To that end, we’ve opened a handful of issues on GitHub for work and discussion, so that we can track completion. These tasks include evaluating various accessibility areas (touch, mobile, keyboard, screen reader), creating a JS wrapper, UI skinning, and page hierarchy representation. Please check them out and participate as you are able and willing. Let’s keep those issues task-oriented, however – any other questions or comments can go here.
In 3.9, I started taking a look at solving some long-standing scaling issues with dropdowns, notably those for users (#19867) and pages (#9864). I arrived at a conclusion about our mixed usage of autocomplete and autosuggest far too late to make it for 3.9, and did not add it to my plate for 4.0, but would like to tackle it again for 4.1.

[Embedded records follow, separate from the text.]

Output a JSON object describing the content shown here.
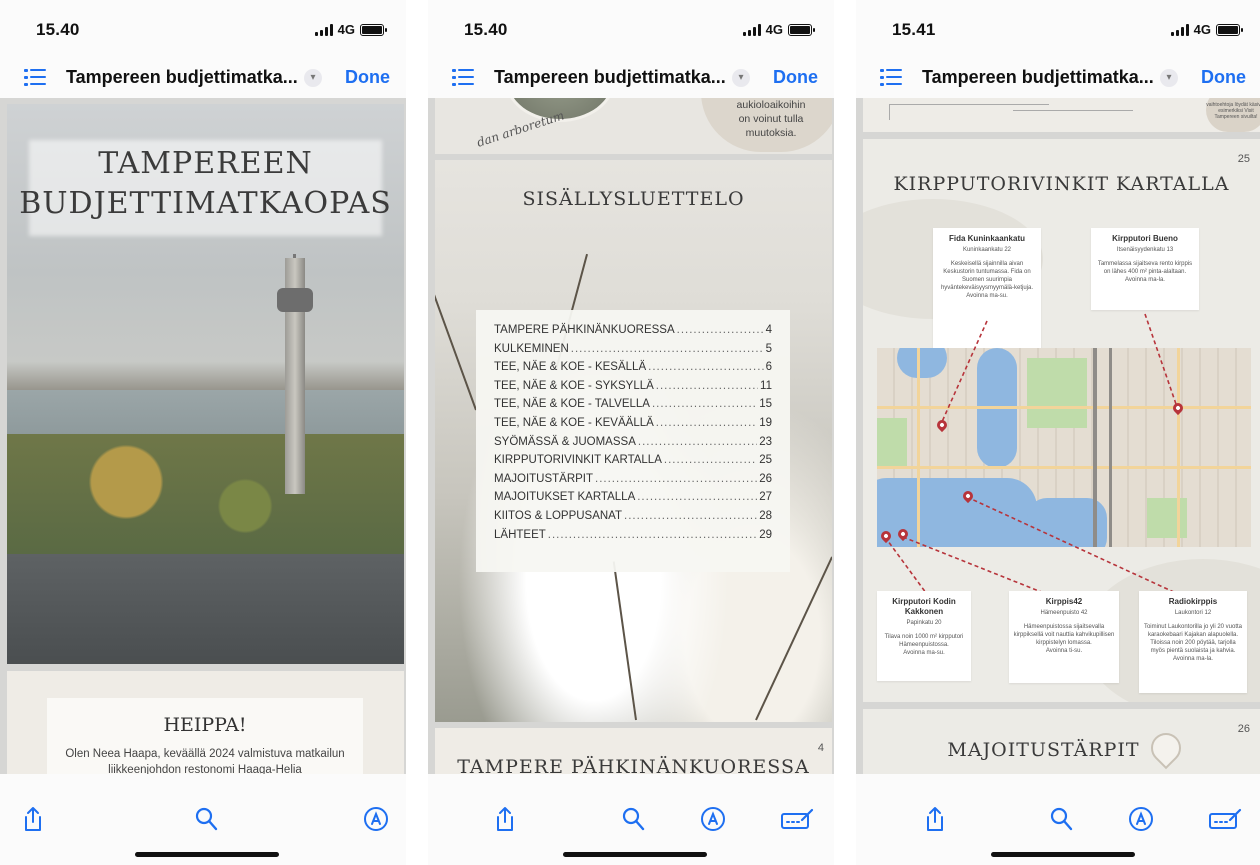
{
  "screens": [
    {
      "status": {
        "time": "15.40",
        "network": "4G"
      },
      "nav": {
        "title": "Tampereen budjettimatka...",
        "done": "Done"
      },
      "pages": {
        "cover_title_line1": "TAMPEREEN",
        "cover_title_line2": "BUDJETTIMATKAOPAS",
        "heippa_title": "HEIPPA!",
        "heippa_text": "Olen Neea Haapa, keväällä 2024 valmistuva matkailun liikkeenjohdon restonomi Haaga-Helia ammattikorkeakoulusta."
      }
    },
    {
      "status": {
        "time": "15.40",
        "network": "4G"
      },
      "nav": {
        "title": "Tampereen budjettimatka...",
        "done": "Done"
      },
      "pages": {
        "top_script": "dan arboretum",
        "top_note": [
          "aukioloaikoihin",
          "on voinut tulla",
          "muutoksia."
        ],
        "toc_title": "SISÄLLYSLUETTELO",
        "toc": [
          {
            "label": "TAMPERE PÄHKINÄNKUORESSA",
            "page": "4"
          },
          {
            "label": "KULKEMINEN",
            "page": "5"
          },
          {
            "label": "TEE, NÄE & KOE - KESÄLLÄ",
            "page": "6"
          },
          {
            "label": "TEE, NÄE & KOE - SYKSYLLÄ",
            "page": "11"
          },
          {
            "label": "TEE, NÄE & KOE - TALVELLA",
            "page": "15"
          },
          {
            "label": "TEE, NÄE & KOE - KEVÄÄLLÄ",
            "page": "19"
          },
          {
            "label": "SYÖMÄSSÄ & JUOMASSA",
            "page": "23"
          },
          {
            "label": "KIRPPUTORIVINKIT KARTALLA",
            "page": "25"
          },
          {
            "label": "MAJOITUSTÄRPIT",
            "page": "26"
          },
          {
            "label": "MAJOITUKSET KARTALLA",
            "page": "27"
          },
          {
            "label": "KIITOS & LOPPUSANAT",
            "page": "28"
          },
          {
            "label": "LÄHTEET",
            "page": "29"
          }
        ],
        "next_page_number": "4",
        "next_page_title": "TAMPERE PÄHKINÄNKUORESSA"
      }
    },
    {
      "status": {
        "time": "15.41",
        "network": "4G"
      },
      "nav": {
        "title": "Tampereen budjettimatka...",
        "done": "Done"
      },
      "pages": {
        "top_note": "vaihtoehtoja löydät käsiväli esimerkiksi Visit Tampereen sivuilta!",
        "page_number": "25",
        "title": "KIRPPUTORIVINKIT KARTALLA",
        "cards": [
          {
            "name": "Fida Kuninkaankatu",
            "address": "Kuninkaankatu 22",
            "desc": "Keskeisellä sijainnilla aivan Keskustorin tuntumassa. Fida on Suomen suurimpia hyväntekeväisyysmyymälä-ketjuja.",
            "hours": "Avoinna ma-su."
          },
          {
            "name": "Kirpputori Bueno",
            "address": "Itsenäisyydenkatu 13",
            "desc": "Tammelassa sijaitseva rento kirppis on lähes 400 m² pinta-alaltaan.",
            "hours": "Avoinna ma-la."
          },
          {
            "name": "Kirpputori Kodin Kakkonen",
            "address": "Papinkatu 20",
            "desc": "Tilava noin 1000 m² kirpputori Hämeenpuistossa.",
            "hours": "Avoinna ma-su."
          },
          {
            "name": "Kirppis42",
            "address": "Hämeenpuisto 42",
            "desc": "Hämeenpuistossa sijaitsevalla kirppiksellä voit nauttia kahvikupillisen kirppistelyn lomassa.",
            "hours": "Avoinna ti-su."
          },
          {
            "name": "Radiokirppis",
            "address": "Laukontori 12",
            "desc": "Toiminut Laukontorilla jo yli 20 vuotta karaokebaari Kajakan alapuolella. Tiloissa noin 200 pöytää, tarjolla myös pientä suolaista ja kahvia.",
            "hours": "Avoinna ma-la."
          }
        ],
        "next_page_number": "26",
        "next_page_title": "MAJOITUSTÄRPIT"
      }
    }
  ],
  "colors": {
    "accent": "#1e6ff1",
    "pin": "#b7343b",
    "route": "#b7343b"
  },
  "icons": [
    "list-icon",
    "chevron-down-icon",
    "share-icon",
    "search-icon",
    "markup-icon",
    "form-icon",
    "map-pin-icon",
    "location-pin-icon"
  ]
}
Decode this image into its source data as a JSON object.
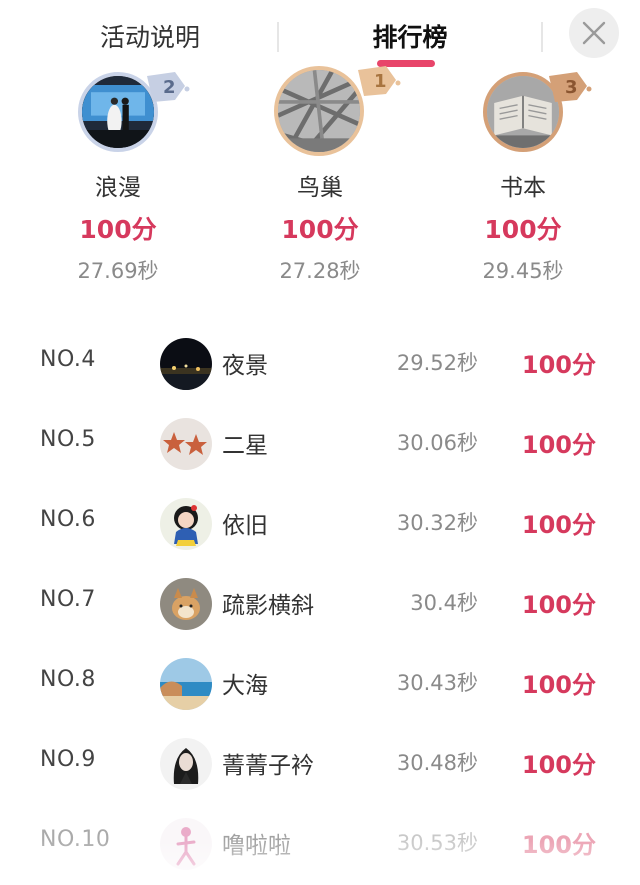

We can solve these issues smartly by using a combination of Ajax-powered autocomplete/suggest and smart defaults, e.g. users with the most content pre-loaded for quick access without having to run a search. As a brief overview of where I see us going with this – a roadmap, if you will: user dropdown, page dropdown, current instances of jQuery UI autocomplete (multisite users and new site), tags/nonhierarchical taxonomy UI, more built-in taxonomy UIs (#14877), and possibly more as we discover appropriate places. Not all of this will happen in 4.1 – think of this as not only a solution to long-standing, painful problems, but also a step in a series of many.
To that end, we will be holding an initial chat at 19:00 UTC on 2014/10/8 to get things moving. @ericlewis and I have begun early development as a plugin – for more, see this particular branch, which experiments with using Select 2 as a JS helper library for the UI.
If you’ve been following along with IRC and Trac activity over the last 24 hours, you’ll have noticed that there’s been a lot of it. We’ve had a number of issues pop up, and thus did not reach the targeted freeze of 16:00 UTC on 2014/09/02. If you haven’t been following along, I highly recommend it
Given that, our new release target is shifted back one day to 16:00 UTC on 2014/09/04. We’ll still kick off two hours beforehand with various pre-launch checks and tasks. This means code freeze by 16:00 UTC on 2014/09/03 – just a few short hours from now. I would also like to run a number of those pre-flight checks in the hour or two before freeze to give us an early chance to squash anything that may come up during those. To that end, an RC2 has been built for final testing.